__WHAT YOU NEED TO DO__
From the listing below, copy out every line where the word "icon" appears.
::: SUPPLIED RECORDS
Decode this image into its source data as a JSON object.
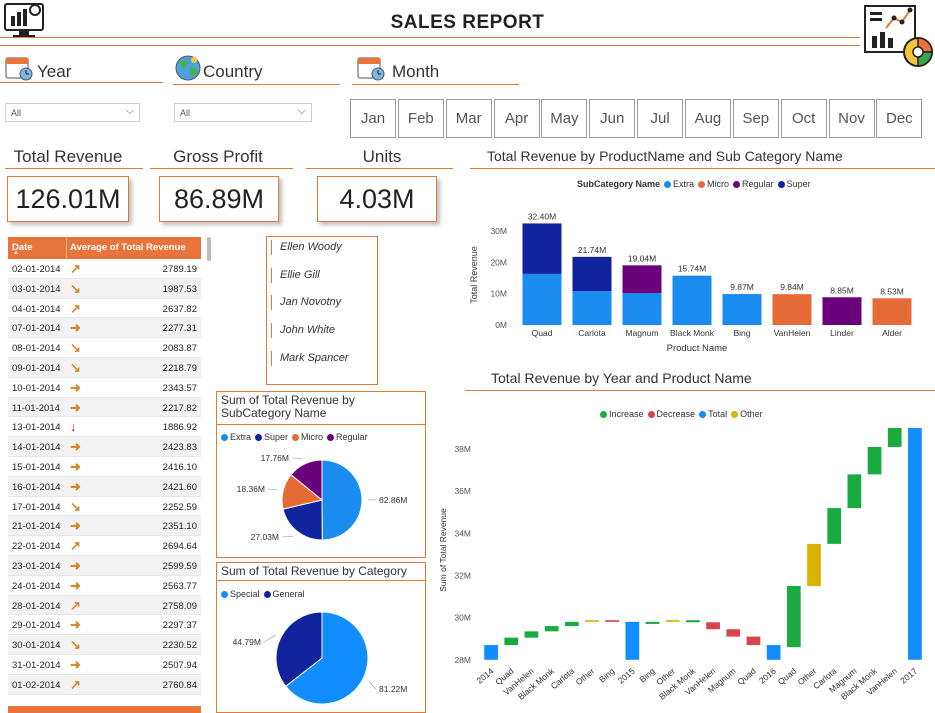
{
  "header": {
    "title": "SALES REPORT",
    "logo_icon": "dashboard-monitor-icon",
    "report_icon": "analytics-report-icon"
  },
  "slicers": {
    "year": {
      "label": "Year",
      "value": "All",
      "icon": "calendar-icon"
    },
    "country": {
      "label": "Country",
      "value": "All",
      "icon": "globe-icon"
    },
    "month": {
      "label": "Month",
      "icon": "calendar-icon",
      "options": [
        "Jan",
        "Feb",
        "Mar",
        "Apr",
        "May",
        "Jun",
        "Jul",
        "Aug",
        "Sep",
        "Oct",
        "Nov",
        "Dec"
      ]
    }
  },
  "kpis": {
    "revenue": {
      "label": "Total Revenue",
      "value": "126.01M"
    },
    "profit": {
      "label": "Gross Profit",
      "value": "86.89M"
    },
    "units": {
      "label": "Units",
      "value": "4.03M"
    }
  },
  "table": {
    "col_date": "Date",
    "col_avg": "Average of Total Revenue",
    "sort_indicator": "▲",
    "rows": [
      {
        "date": "02-01-2014",
        "trend": "up",
        "value": "2789.19"
      },
      {
        "date": "03-01-2014",
        "trend": "down",
        "value": "1987.53"
      },
      {
        "date": "04-01-2014",
        "trend": "up",
        "value": "2637.82"
      },
      {
        "date": "07-01-2014",
        "trend": "flat",
        "value": "2277.31"
      },
      {
        "date": "08-01-2014",
        "trend": "down",
        "value": "2083.87"
      },
      {
        "date": "09-01-2014",
        "trend": "down",
        "value": "2218.79"
      },
      {
        "date": "10-01-2014",
        "trend": "flat",
        "value": "2343.57"
      },
      {
        "date": "11-01-2014",
        "trend": "flat",
        "value": "2217.82"
      },
      {
        "date": "13-01-2014",
        "trend": "bigdown",
        "value": "1886.92"
      },
      {
        "date": "14-01-2014",
        "trend": "flat",
        "value": "2423.83"
      },
      {
        "date": "15-01-2014",
        "trend": "flat",
        "value": "2416.10"
      },
      {
        "date": "16-01-2014",
        "trend": "flat",
        "value": "2421.60"
      },
      {
        "date": "17-01-2014",
        "trend": "down",
        "value": "2252.59"
      },
      {
        "date": "21-01-2014",
        "trend": "flat",
        "value": "2351.10"
      },
      {
        "date": "22-01-2014",
        "trend": "up",
        "value": "2694.64"
      },
      {
        "date": "23-01-2014",
        "trend": "flat",
        "value": "2599.59"
      },
      {
        "date": "24-01-2014",
        "trend": "flat",
        "value": "2563.77"
      },
      {
        "date": "28-01-2014",
        "trend": "up",
        "value": "2758.09"
      },
      {
        "date": "29-01-2014",
        "trend": "flat",
        "value": "2297.37"
      },
      {
        "date": "30-01-2014",
        "trend": "down",
        "value": "2230.52"
      },
      {
        "date": "31-01-2014",
        "trend": "flat",
        "value": "2507.94"
      },
      {
        "date": "01-02-2014",
        "trend": "up",
        "value": "2760.84"
      }
    ]
  },
  "salespeople": [
    "Ellen Woody",
    "Ellie Gill",
    "Jan Novotny",
    "John White",
    "Mark Spancer"
  ],
  "colors": {
    "accent": "#e07a3a",
    "extra": "#1a8cf0",
    "super": "#12239e",
    "micro": "#e66c37",
    "regular": "#6b007b",
    "increase": "#1aab40",
    "decrease": "#d64550",
    "total": "#118dff",
    "other": "#d9b300"
  },
  "charts": {
    "bar": {
      "title": "Total Revenue by ProductName and Sub Category Name",
      "legend_title": "SubCategory Name",
      "legend": [
        "Extra",
        "Micro",
        "Regular",
        "Super"
      ],
      "xlabel": "Product Name",
      "ylabel": "Total Revenue",
      "y_ticks": [
        "30M",
        "20M",
        "10M",
        "0M"
      ]
    },
    "pie1": {
      "title": "Sum of Total Revenue by SubCategory Name",
      "legend": [
        "Extra",
        "Super",
        "Micro",
        "Regular"
      ]
    },
    "pie2": {
      "title": "Sum of Total Revenue by Category",
      "legend": [
        "Special",
        "General"
      ]
    },
    "waterfall": {
      "title": "Total Revenue by Year and Product Name",
      "legend": [
        "Increase",
        "Decrease",
        "Total",
        "Other"
      ],
      "ylabel": "Sum of Total Revenue",
      "y_ticks": [
        "38M",
        "36M",
        "34M",
        "32M",
        "30M",
        "28M"
      ]
    }
  },
  "chart_data": [
    {
      "type": "bar",
      "title": "Total Revenue by ProductName and Sub Category Name",
      "xlabel": "Product Name",
      "ylabel": "Total Revenue",
      "ylim": [
        0,
        35
      ],
      "categories": [
        "Quad",
        "Carlota",
        "Magnum",
        "Black Monk",
        "Bing",
        "VanHelen",
        "Linder",
        "Alder"
      ],
      "totals_labels": [
        "32.40M",
        "21.74M",
        "19.04M",
        "15.74M",
        "9.87M",
        "9.84M",
        "8.85M",
        "8.53M"
      ],
      "series": [
        {
          "name": "Extra",
          "values": [
            16.3,
            10.8,
            10.2,
            15.74,
            9.87,
            0,
            0,
            0
          ]
        },
        {
          "name": "Micro",
          "values": [
            0,
            0,
            0,
            0,
            0,
            9.84,
            0,
            8.53
          ]
        },
        {
          "name": "Regular",
          "values": [
            0,
            0,
            8.84,
            0,
            0,
            0,
            8.85,
            0
          ]
        },
        {
          "name": "Super",
          "values": [
            16.1,
            10.94,
            0,
            0,
            0,
            0,
            0,
            0
          ]
        }
      ]
    },
    {
      "type": "pie",
      "title": "Sum of Total Revenue by SubCategory Name",
      "labels": [
        "Extra",
        "Super",
        "Micro",
        "Regular"
      ],
      "values": [
        62.86,
        27.03,
        18.36,
        17.76
      ],
      "value_labels": [
        "62.86M",
        "27.03M",
        "18.36M",
        "17.76M"
      ]
    },
    {
      "type": "pie",
      "title": "Sum of Total Revenue by Category",
      "labels": [
        "Special",
        "General"
      ],
      "values": [
        81.22,
        44.79
      ],
      "value_labels": [
        "81.22M",
        "44.79M"
      ]
    },
    {
      "type": "bar",
      "subtype": "waterfall",
      "title": "Total Revenue by Year and Product Name",
      "ylabel": "Sum of Total Revenue",
      "ylim": [
        27.8,
        39
      ],
      "steps": [
        {
          "label": "2014",
          "kind": "total",
          "start": 28.0,
          "end": 28.7
        },
        {
          "label": "Quad",
          "kind": "increase",
          "start": 28.7,
          "end": 29.05
        },
        {
          "label": "VanHelen",
          "kind": "increase",
          "start": 29.05,
          "end": 29.35
        },
        {
          "label": "Black Monk",
          "kind": "increase",
          "start": 29.35,
          "end": 29.6
        },
        {
          "label": "Carlota",
          "kind": "increase",
          "start": 29.6,
          "end": 29.8
        },
        {
          "label": "Other",
          "kind": "other",
          "start": 29.8,
          "end": 29.88
        },
        {
          "label": "Bing",
          "kind": "decrease",
          "start": 29.88,
          "end": 29.8
        },
        {
          "label": "2015",
          "kind": "total",
          "start": 28.0,
          "end": 29.8
        },
        {
          "label": "Bing",
          "kind": "increase",
          "start": 29.7,
          "end": 29.8
        },
        {
          "label": "Other",
          "kind": "other",
          "start": 29.8,
          "end": 29.88
        },
        {
          "label": "Black Monk",
          "kind": "increase",
          "start": 29.78,
          "end": 29.88
        },
        {
          "label": "VanHelen",
          "kind": "decrease",
          "start": 29.78,
          "end": 29.45
        },
        {
          "label": "Magnum",
          "kind": "decrease",
          "start": 29.45,
          "end": 29.1
        },
        {
          "label": "Quad",
          "kind": "decrease",
          "start": 29.1,
          "end": 28.7
        },
        {
          "label": "2016",
          "kind": "total",
          "start": 28.0,
          "end": 28.7
        },
        {
          "label": "Quad",
          "kind": "increase",
          "start": 28.6,
          "end": 31.5
        },
        {
          "label": "Other",
          "kind": "other",
          "start": 31.5,
          "end": 33.5
        },
        {
          "label": "Carlota",
          "kind": "increase",
          "start": 33.5,
          "end": 35.2
        },
        {
          "label": "Magnum",
          "kind": "increase",
          "start": 35.2,
          "end": 36.8
        },
        {
          "label": "Black Monk",
          "kind": "increase",
          "start": 36.8,
          "end": 38.1
        },
        {
          "label": "VanHelen",
          "kind": "increase",
          "start": 38.1,
          "end": 39.0
        },
        {
          "label": "2017",
          "kind": "total",
          "start": 28.0,
          "end": 39.0
        }
      ]
    }
  ]
}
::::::
__SOLUTION__
    "logo_icon": "dashboard-monitor-icon",
    "report_icon": "analytics-report-icon"
      "icon": "calendar-icon"
      "icon": "globe-icon"
      "icon": "calendar-icon",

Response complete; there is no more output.